How does smoking affect your heart?
Smoking affects the heart and your wider circularity system in a variety of ways. Firstly, it reduces the amount of oxygen in the blood and increases the amount of carbon monoxide. This toxic substance prevents blood cells from carrying oxygen around the body1 leaving a smoker’s heart at higher risk of developing heart and circulatory diseases. In addition, nicotine affects the heart by increasing rate and blood pressure. If untreated, this increase in blood pressure can permanently damage your heart and arteries.
In addition to this, toxins found within cigarettes cause the arteries to get blocked by plaque and other sticky substances. If the arteries to the heart are narrowed or become blocked, this may lead to heart disease or even heart attacks or stroke. At the same time, smoking leads your blood to thicken which can cause blood clots in the arteries and further blockages. The combined affect this has on the heart can be severe.
According to The British heart Foundation, ‘nearly 20,000 UK heart and circulatory deaths2,’ can be attributed to smoking each year, however, quitting today will help reduce significantly your chances of developing heart disease or suffer from a heart attack.
How does smoking cause heart disease?
Smoking causes heart disease by harming the blood vessels.
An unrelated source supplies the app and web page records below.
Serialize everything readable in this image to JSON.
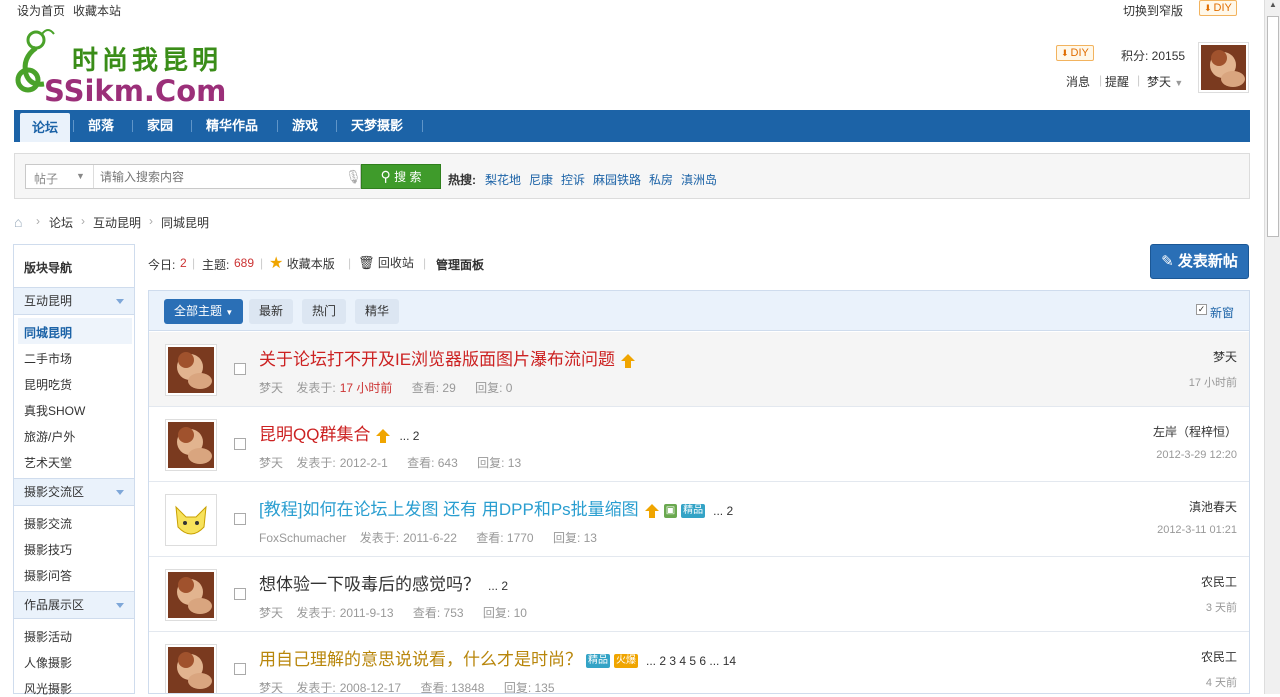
{
  "topbar": {
    "set_home": "设为首页",
    "favorite": "收藏本站",
    "narrow": "切换到窄版",
    "diy": "DIY"
  },
  "logo": {
    "cn": "时尚我昆明",
    "en": "SSikm.Com"
  },
  "user": {
    "diy": "DIY",
    "points_label": "积分: 20155",
    "msg": "消息",
    "remind": "提醒",
    "name": "梦天"
  },
  "nav": [
    "论坛",
    "部落",
    "家园",
    "精华作品",
    "游戏",
    "天梦摄影"
  ],
  "search": {
    "type": "帖子",
    "placeholder": "请输入搜索内容",
    "button": "搜 索",
    "hot_label": "热搜:",
    "hot": [
      "梨花地",
      "尼康",
      "控诉",
      "麻园铁路",
      "私房",
      "滇洲岛"
    ]
  },
  "breadcrumb": [
    "论坛",
    "互动昆明",
    "同城昆明"
  ],
  "sidebar": {
    "title": "版块导航",
    "groups": [
      {
        "name": "互动昆明",
        "items": [
          "同城昆明",
          "二手市场",
          "昆明吃货",
          "真我SHOW",
          "旅游/户外",
          "艺术天堂"
        ]
      },
      {
        "name": "摄影交流区",
        "items": [
          "摄影交流",
          "摄影技巧",
          "摄影问答"
        ]
      },
      {
        "name": "作品展示区",
        "items": [
          "摄影活动",
          "人像摄影",
          "风光摄影"
        ]
      }
    ]
  },
  "stats": {
    "today_label": "今日:",
    "today": "2",
    "topics_label": "主题:",
    "topics": "689",
    "fav": "收藏本版",
    "recycle": "回收站",
    "manage": "管理面板"
  },
  "post_button": "发表新帖",
  "tabs": [
    "全部主题",
    "最新",
    "热门",
    "精华"
  ],
  "newwin": "新窗",
  "threads": [
    {
      "title": "关于论坛打不开及IE浏览器版面图片瀑布流问题",
      "color": "#cc2222",
      "author": "梦天",
      "posted": "发表于:",
      "date": "17 小时前",
      "views": "查看: 29",
      "replies": "回复: 0",
      "last_user": "梦天",
      "last_time": "17 小时前",
      "pages": ""
    },
    {
      "title": "昆明QQ群集合",
      "color": "#cc2222",
      "author": "梦天",
      "posted": "发表于:",
      "date": "2012-2-1",
      "views": "查看: 643",
      "replies": "回复: 13",
      "last_user": "左岸（程梓恒）",
      "last_time": "2012-3-29 12:20",
      "pages": "... 2"
    },
    {
      "title": "[教程]如何在论坛上发图 还有 用DPP和Ps批量缩图",
      "color": "#2a9ed0",
      "author": "FoxSchumacher",
      "posted": "发表于:",
      "date": "2011-6-22",
      "views": "查看: 1770",
      "replies": "回复: 13",
      "last_user": "滇池春天",
      "last_time": "2012-3-11 01:21",
      "pages": "... 2"
    },
    {
      "title": "想体验一下吸毒后的感觉吗？",
      "color": "#333333",
      "author": "梦天",
      "posted": "发表于:",
      "date": "2011-9-13",
      "views": "查看: 753",
      "replies": "回复: 10",
      "last_user": "农民工",
      "last_time": "3 天前",
      "pages": "... 2"
    },
    {
      "title": "用自己理解的意思说说看，什么才是时尚？",
      "color": "#b8860b",
      "author": "梦天",
      "posted": "发表于:",
      "date": "2008-12-17",
      "views": "查看: 13848",
      "replies": "回复: 135",
      "last_user": "农民工",
      "last_time": "4 天前",
      "pages": "... 2  3  4  5  6 ... 14"
    }
  ],
  "badges": {
    "jing": "精品",
    "huo": "火爆"
  },
  "colors": {
    "nav": "#1c63a7",
    "accent": "#2a6fb6",
    "search_btn": "#3f9b2b"
  }
}
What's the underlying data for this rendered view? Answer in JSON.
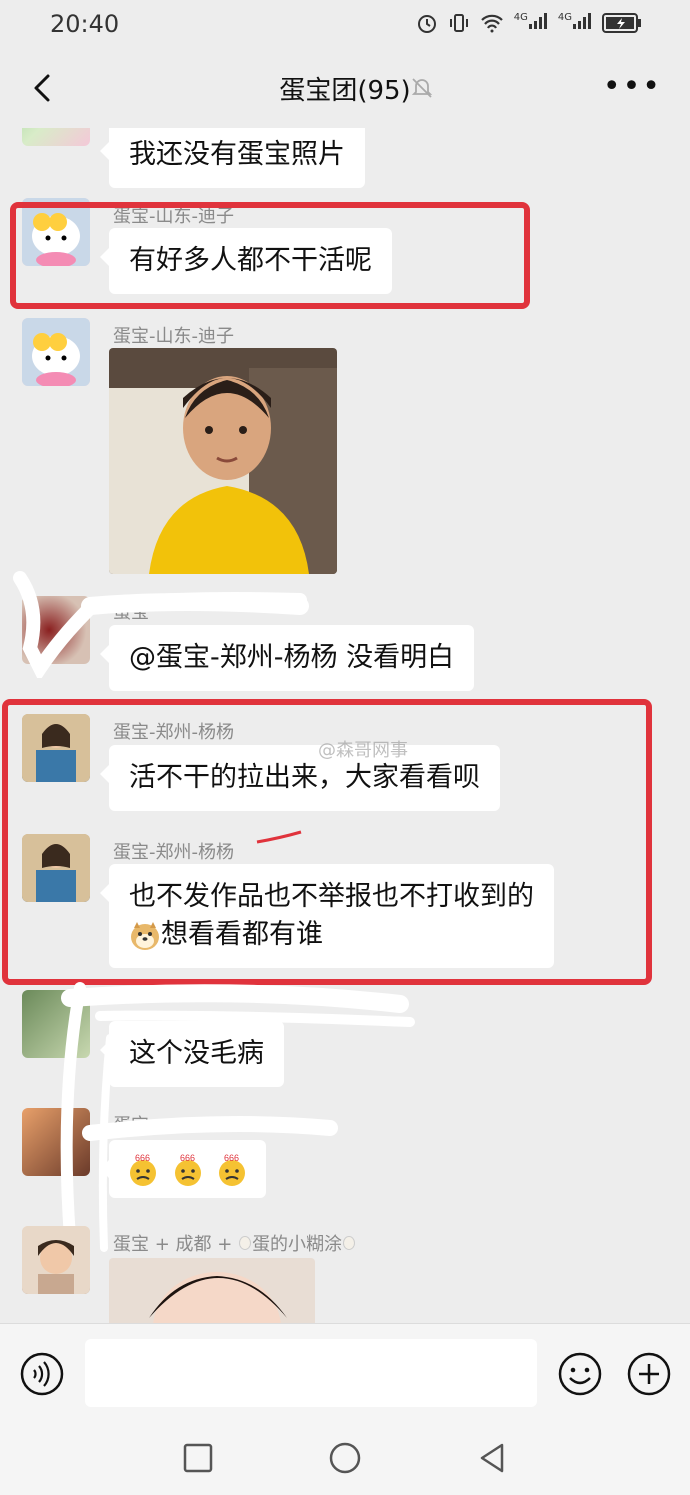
{
  "status_bar": {
    "time": "20:40",
    "icons": [
      "alarm-icon",
      "vibrate-icon",
      "wifi-icon",
      "4g-signal-icon",
      "4g-signal-icon",
      "battery-charging-icon"
    ],
    "network_label_1": "4G",
    "network_label_2": "4G"
  },
  "header": {
    "title": "蛋宝团(95)",
    "icons": [
      "back-icon",
      "mute-icon",
      "more-icon"
    ]
  },
  "messages": [
    {
      "text": "我还没有蛋宝照片"
    },
    {
      "sender": "蛋宝-山东-迪子",
      "text": "有好多人都不干活呢",
      "highlighted": true
    },
    {
      "sender": "蛋宝-山东-迪子",
      "type": "image"
    },
    {
      "sender": "蛋宝",
      "text": "@蛋宝-郑州-杨杨  没看明白",
      "scribbled": true
    },
    {
      "sender": "蛋宝-郑州-杨杨",
      "text": "活不干的拉出来，大家看看呗",
      "highlighted": true
    },
    {
      "sender": "蛋宝-郑州-杨杨",
      "text_line1": "也不发作品也不举报也不打收到的",
      "text_line2": "想看看都有谁",
      "emoji": "doge-emoji",
      "highlighted": true
    },
    {
      "text": "这个没毛病",
      "scribbled": true
    },
    {
      "sender": "蛋宝",
      "emoji": "666-emoji",
      "emoji_count": 3,
      "scribbled": true
    },
    {
      "sender": "蛋宝 + 成都 + ",
      "sender_suffix": "蛋的小糊涂",
      "type": "image"
    }
  ],
  "watermark": "@森哥网事",
  "input_bar": {
    "placeholder": "",
    "icons": [
      "voice-icon",
      "emoji-icon",
      "plus-icon"
    ]
  },
  "system_nav": {
    "icons": [
      "recent-apps-icon",
      "home-icon",
      "back-triangle-icon"
    ]
  },
  "colors": {
    "background": "#ededed",
    "bubble": "#ffffff",
    "highlight": "#e0333c",
    "sender_text": "#8a8a8a"
  }
}
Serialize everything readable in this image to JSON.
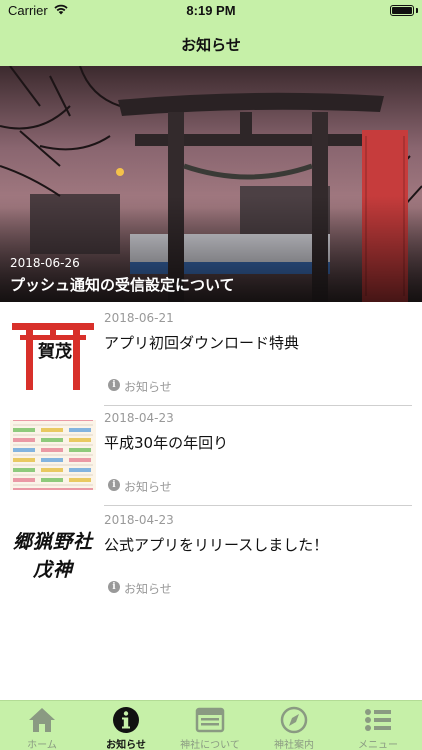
{
  "status_bar": {
    "carrier": "Carrier",
    "time": "8:19 PM"
  },
  "nav": {
    "title": "お知らせ"
  },
  "featured": {
    "date": "2018-06-26",
    "title": "プッシュ通知の受信設定について"
  },
  "news": [
    {
      "date": "2018-06-21",
      "title": "アプリ初回ダウンロード特典",
      "category": "お知らせ",
      "thumb_text": "賀茂"
    },
    {
      "date": "2018-04-23",
      "title": "平成30年の年回り",
      "category": "お知らせ"
    },
    {
      "date": "2018-04-23",
      "title": "公式アプリをリリースしました！",
      "category": "お知らせ",
      "thumb_text": "郷猟野社 戊神"
    }
  ],
  "tabs": [
    {
      "label": "ホーム",
      "icon": "home-icon"
    },
    {
      "label": "お知らせ",
      "icon": "info-icon"
    },
    {
      "label": "神社について",
      "icon": "shrine-info-icon"
    },
    {
      "label": "神社案内",
      "icon": "compass-icon"
    },
    {
      "label": "メニュー",
      "icon": "menu-list-icon"
    }
  ],
  "colors": {
    "bar_background": "#c6f0a8",
    "tab_active": "#111111",
    "tab_inactive": "#8a9a82",
    "meta_gray": "#999999"
  }
}
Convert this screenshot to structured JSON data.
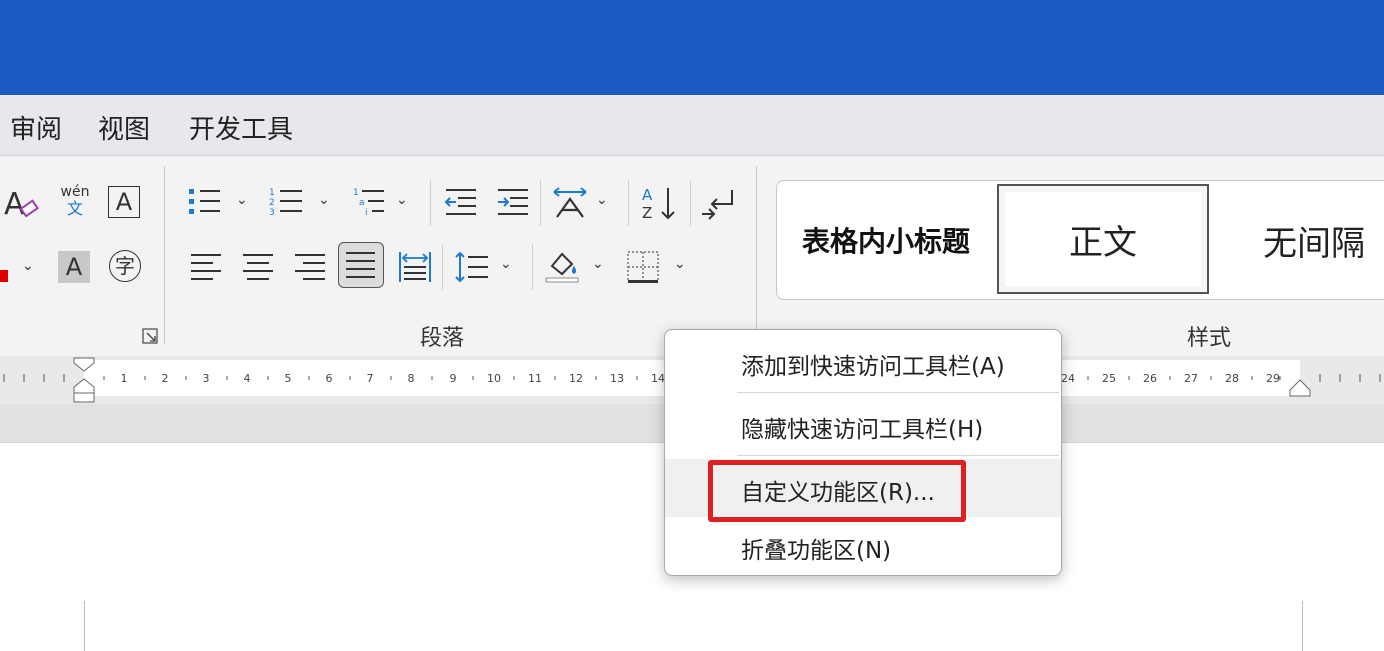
{
  "tabs": [
    "审阅",
    "视图",
    "开发工具"
  ],
  "ribbon": {
    "wen_label": "wén",
    "wen_char": "文",
    "A_box": "A",
    "A_shaded": "A",
    "zi": "字",
    "paragraph_label": "段落",
    "styles_label": "样式"
  },
  "styles": {
    "items": [
      "表格内小标题",
      "正文",
      "无间隔"
    ]
  },
  "ruler": {
    "numbers_left": [
      "1",
      "2",
      "3",
      "4",
      "5",
      "6",
      "7",
      "8",
      "9",
      "10",
      "11",
      "12",
      "13",
      "14"
    ],
    "numbers_right": [
      "24",
      "25",
      "26",
      "27",
      "28",
      "29"
    ]
  },
  "context_menu": {
    "items": [
      "添加到快速访问工具栏(A)",
      "隐藏快速访问工具栏(H)",
      "自定义功能区(R)...",
      "折叠功能区(N)"
    ]
  },
  "colors": {
    "titlebar": "#1b5ac0",
    "accent_blue": "#1a7ad4",
    "highlight_red": "#e02020"
  }
}
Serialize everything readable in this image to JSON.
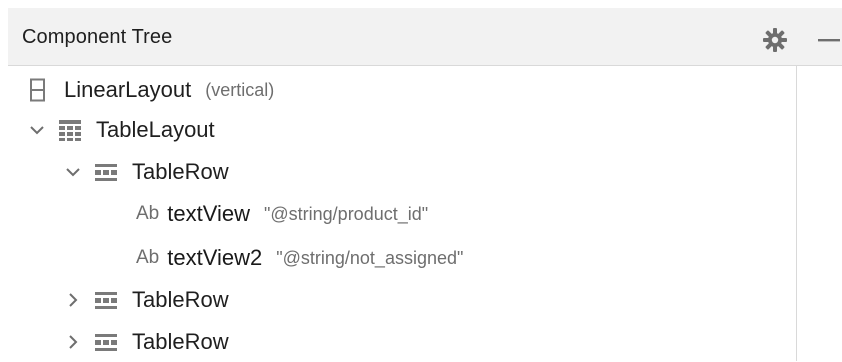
{
  "panel": {
    "title": "Component Tree",
    "header_icons": [
      "gear-icon",
      "minimize-icon"
    ]
  },
  "tree": {
    "nodes": [
      {
        "label": "LinearLayout",
        "detail": "(vertical)",
        "icon": "linear-layout-icon"
      },
      {
        "label": "TableLayout",
        "detail": "",
        "icon": "table-layout-icon",
        "expanded": true
      },
      {
        "label": "TableRow",
        "detail": "",
        "icon": "table-row-icon",
        "expanded": true
      },
      {
        "prefix": "Ab",
        "label": "textView",
        "detail": "\"@string/product_id\"",
        "icon": "text-view-icon"
      },
      {
        "prefix": "Ab",
        "label": "textView2",
        "detail": "\"@string/not_assigned\"",
        "icon": "text-view-icon"
      },
      {
        "label": "TableRow",
        "detail": "",
        "icon": "table-row-icon",
        "expanded": false
      },
      {
        "label": "TableRow",
        "detail": "",
        "icon": "table-row-icon",
        "expanded": false
      }
    ]
  },
  "colors": {
    "header_bg": "#f2f2f2",
    "icon_gray": "#7a7a7a",
    "secondary_text": "#6e6e6e"
  }
}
Chemicals in cigarette smoke cause the cells that line the blood vessels to swell and harden, narrowing the blood vessels and arteries. This makes it very difficult for oxygen to be carried throughout the body. In such instances certain vascular diseases may occur:
- Coronary Heart Disease (CVD)
- Peripheral Arterial Disease
- Abdominal Aortic Aneurysm
All of these life-threatening conditions are caused, in the main, by the fact that smoking blocks blood vessels and arteries, stopping blood reaching major organs such as the brain and heart. More than 4,000 chemicals which are detrimental to our health have been identified in cigarette smoke, all of which may play a part in damaging your heart.
Specifically, however, there are three toxins involved with smoking which are known to affect the heart—carbon monoxide, nicotine and ammonia. When a smoker inhales the carbon monoxide from the smoke of a cigarette, this chemical makes its way through the lining of the lung into the bloodstream where it attaches itself to red blood cells.
In addition to this, ammonia, which plays an important role in maintaining cardiovascular health3, can be raised to dangerous levels, while nicotine raises blood pressure both when metabolised and when you are craving the drug.
Does smoking increase heart rate?
Smoking harms many parts of the body, but an increased heart rate in smokers is caused by damage to the blood vessels and arteries as well as the body’s reaction to the drug nicotine. A smoker’s heart is more likely to suffer from conditions such as increased heart rate and heart disease because of the lack of oxygen in the blood and the large amount of plaque build-up in the arteries.
What does smoking do to the heart?
Now we know why smoking effects the heart, but what does it do to it? Basically, a smoker’s heart becomes weak because it’s always working hard to pump blood around the body. The constricted blood flow and lack of oxygen in the blood means that vital organs are not getting enough oxygen. This lack of oxygen in the bloodstream leads to weak organs which then in turn leads to a weak heart and potential heart disease.
Symptoms of heart disease include:
- Heart attacks
- Heart failure
The most common symptoms of coronary heart disease (CHD) are angina (chest pain) and breathlessness. Angina can be mild and may have a similar feeling to that of indigestion. However, if your arteries become severely blocked you are more liable to suffer from potential heart attacks or failure.
Heart failure is very severe and normally occurs when the heart is too weak to pump blood around the body. This can happen to sufferers of COPD, another condition which can be caused by smoking.
Signs to watch out for are:
- Pain from the chest travelling to other parts of the body
All in all, smoking is not good for your heart. A smoker will always be at a potential risk of heart disease and other serious health conditions if he/she continues to smoke. However, quitting today can reduce your chances of these issues, as well as provide a number of other benefits over time.
For any more information on how to prevent heart disease you can visit the NHS website. Additionally, if you want to quit smoking now, visit the NHS stop smoking services or your local pharmacy and discover how nicotine replacement therapy can help.